# [EXERCISE INSTRUCTIONS]
Would you write out the entries below, every one of them, exactly?
+ + + + + + +
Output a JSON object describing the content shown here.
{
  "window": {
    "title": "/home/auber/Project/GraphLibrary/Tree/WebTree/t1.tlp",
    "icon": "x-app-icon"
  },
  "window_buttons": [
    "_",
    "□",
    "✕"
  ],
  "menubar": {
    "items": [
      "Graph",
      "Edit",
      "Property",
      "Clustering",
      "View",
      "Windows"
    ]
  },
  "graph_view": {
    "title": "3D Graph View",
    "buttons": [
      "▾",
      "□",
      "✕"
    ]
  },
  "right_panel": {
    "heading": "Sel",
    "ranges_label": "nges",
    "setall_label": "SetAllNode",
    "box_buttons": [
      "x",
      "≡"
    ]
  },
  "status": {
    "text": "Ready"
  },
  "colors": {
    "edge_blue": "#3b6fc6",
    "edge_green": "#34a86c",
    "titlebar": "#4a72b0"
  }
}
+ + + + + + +
# [YOUR SOLUTION]
Output a JSON object describing the content shown here.
{
  "window": {
    "title": "/home/auber/Project/GraphLibrary/Tree/WebTree/t1.tlp",
    "icon": "x-app-icon"
  },
  "window_buttons": [
    "_",
    "□",
    "✕"
  ],
  "menubar": {
    "items": [
      "Graph",
      "Edit",
      "Property",
      "Clustering",
      "View",
      "Windows"
    ]
  },
  "graph_view": {
    "title": "3D Graph View",
    "buttons": [
      "▾",
      "□",
      "✕"
    ]
  },
  "right_panel": {
    "heading": "Sel",
    "ranges_label": "nges",
    "setall_label": "SetAllNode",
    "box_buttons": [
      "x",
      "≡"
    ]
  },
  "status": {
    "text": "Ready"
  },
  "colors": {
    "edge_blue": "#3b6fc6",
    "edge_green": "#34a86c",
    "titlebar": "#4a72b0"
  }
}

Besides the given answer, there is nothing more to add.